SATURDAY, Feb. 22 — U.S. Rep. Elissa Slotkin (D-Holly), her supporters and a cadre of counterprotesters flooded East Lansing High School last night for the congresswoman’s State of the District town hall. Slotkin’s last town hall in December drew national attention when she announced her intention to vote for the House’s two articles of impeachment against President Trump.
At that town hall, Trump acolytes shouted over her speech, creating a contentious atmosphere that resulted in at least one verbal altercation.
Last night’s speech had little to do with the president at all, yet a few of his supporters still showed up holding “Impeach Slotkin” signs. Conversely, two people stood against the wall of the auditorium with a banner imploring the audience to “respect Slotkin.” There were no interruptions.
First, East Lansing Schools Superintendent Dori Leyko took the stage to announce the reading of the Pledge of Allegiance. Then, the school’s choir performed “The Star-Spangled Banner.” After that, East Lansing Mayor Ruth Beier came onstage to introduce State Rep. Julie Brixie.
Brixie began her speech in a manner relatable to any Michiganian: talking about the state’s rapidly crumbling roads. She mentioned an incident that took place Wednesday in which a piece of concrete from U.S. 127 fell through a woman’s windshield and injured her.

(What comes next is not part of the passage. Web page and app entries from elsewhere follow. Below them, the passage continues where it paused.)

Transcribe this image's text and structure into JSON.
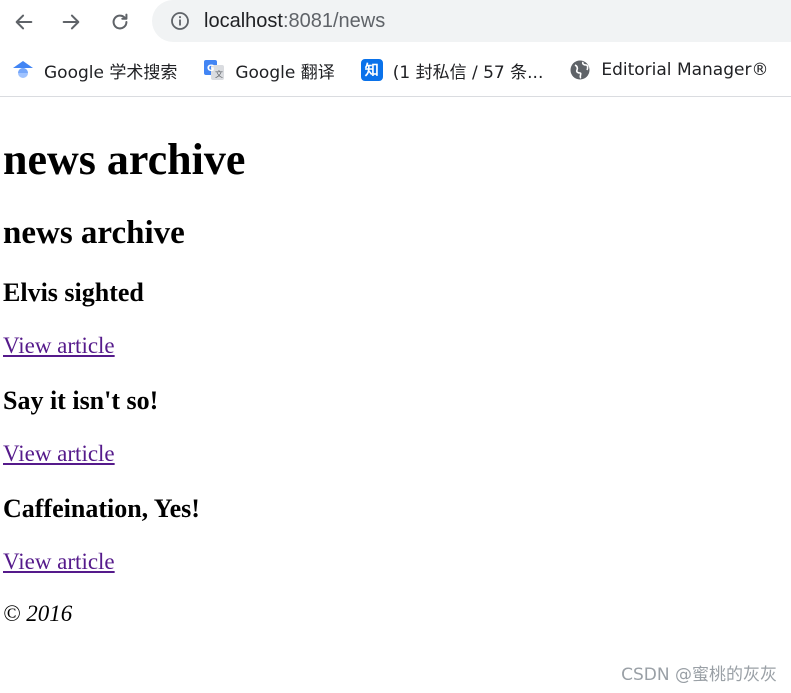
{
  "browser": {
    "url_host": "localhost",
    "url_path": ":8081/news",
    "bookmarks": [
      {
        "label": "Google 学术搜索",
        "icon": "google-scholar-icon"
      },
      {
        "label": "Google 翻译",
        "icon": "google-translate-icon"
      },
      {
        "label": "(1 封私信 / 57 条...",
        "icon": "zhihu-icon",
        "badge": "知"
      },
      {
        "label": "Editorial Manager®",
        "icon": "globe-icon"
      }
    ]
  },
  "page": {
    "h1": "news archive",
    "h2": "news archive",
    "articles": [
      {
        "title": "Elvis sighted",
        "link": "View article"
      },
      {
        "title": "Say it isn't so!",
        "link": "View article"
      },
      {
        "title": "Caffeination, Yes!",
        "link": "View article"
      }
    ],
    "footer": "© 2016"
  },
  "watermark": "CSDN @蜜桃的灰灰",
  "colors": {
    "visited_link": "#551a8b",
    "omnibox_bg": "#f1f3f4"
  }
}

Brixie assured the crowd that the state is taking action to fix the state’s infrastructure. She cited the $3.5 billion that Gov. Gretchen Whitmer has set aside to tackle this issue, promising that “the Tri-County area is going to get one-sixth of that money.”
“We’re going to reconstruct sections of I-69, I-96, 496, and U.S. 127, and we’re going to be doing that the right way,” she said.
For her closing remarks, Brixie talked about raising asset limits for social programs including food assistance and Medicare. Michigan has some of the lowest asset limits in the country. She lamented “the families that are struggling to get by because of these draconian limits.”
Slotkin opened her portion of the night relaying the commitment that she made during her campaign: no corporate PAC money. She emphasized that she “never wants voters to question why she is voting for a certain bill.”
Bipartisanship is another of Slotkin’s main concerns. She highlighted her work as a member of the Problem Solvers Caucus, a group of House Democrats and Republicans dedicated to working across the aisle.
Per and polyfluoroalkyl substances, or PFAS, were another main talking point for Slotkin, as Michigan is at the center of a national conversation around this harmful class of chemicals. As of late-2019, Michigan had at least 100 PFAS contamination sites.
Slotkin told the crowd, “I believe we should treat environmental security like we treat homeland security.” As a former intelligence asset and veteran, she is particularly suited to holding the Pentagon accountable for their use of PFAS as a fire extinguisher.
She added provisions to the National Defense Authorization Act that requires the military to stop using firefighting foam that contains PFAS. In the past, the Air Force has refused to comply with Michigan laws limiting these poisonous chemicals.
Slotkin then pivoted to health care. She created senior advisory boards on health care, including doctors, patients and patient advocates. Through advice from these groups, Slotkin created the Realtime Benefits Act, which promises patients that they will know the price of their prescriptions before they leave the doctor’s office.
She also covered her efforts to create smart border security, the problem of invasive Asian carp, and the bills she has passed to aid veterans.
The town hall then transitioned into a Q&A session. Slotkin’s first question was about the F-35 fighter jet. She has been outspoken about her desire for the Air Force to select Selfridge Air National Guard Base as an operational base for the F-35.
Though the Air Force has officially selected a base in Wisconsin, Slotkin said that “they’re having a lot of problems” and she hopes that, maybe one day, Michigan can “make sure the red carpet is rolled out for these F-35s.”
Slotkin’s next question referenced her proposed legislation to keep presidential war powers in check. The audience member wondered what the next steps were to “maintain Congressional checks and balances as tensions rise in Iran.”
Slotkin pointed out how many Republicans and Democrats over the years have been hesitant to oppose any war over fear of losing political power. Instead of heading into war, Slotkin said that “we should have a conversation as a country before we decide to invade.”
Closing out the Q&A, Slotkin received an inevitable question about her decision to vote for impeachment. She seemed hesitant to say anything at all inflammatory. She refused to place blame on either Democrats or Republicans. Instead, her response called for unity and civility with a Michigan twist.
Slotkin said, “When I was growing up, we never used to fight with vitriol about politics. In Michigan, we just fight about sports.”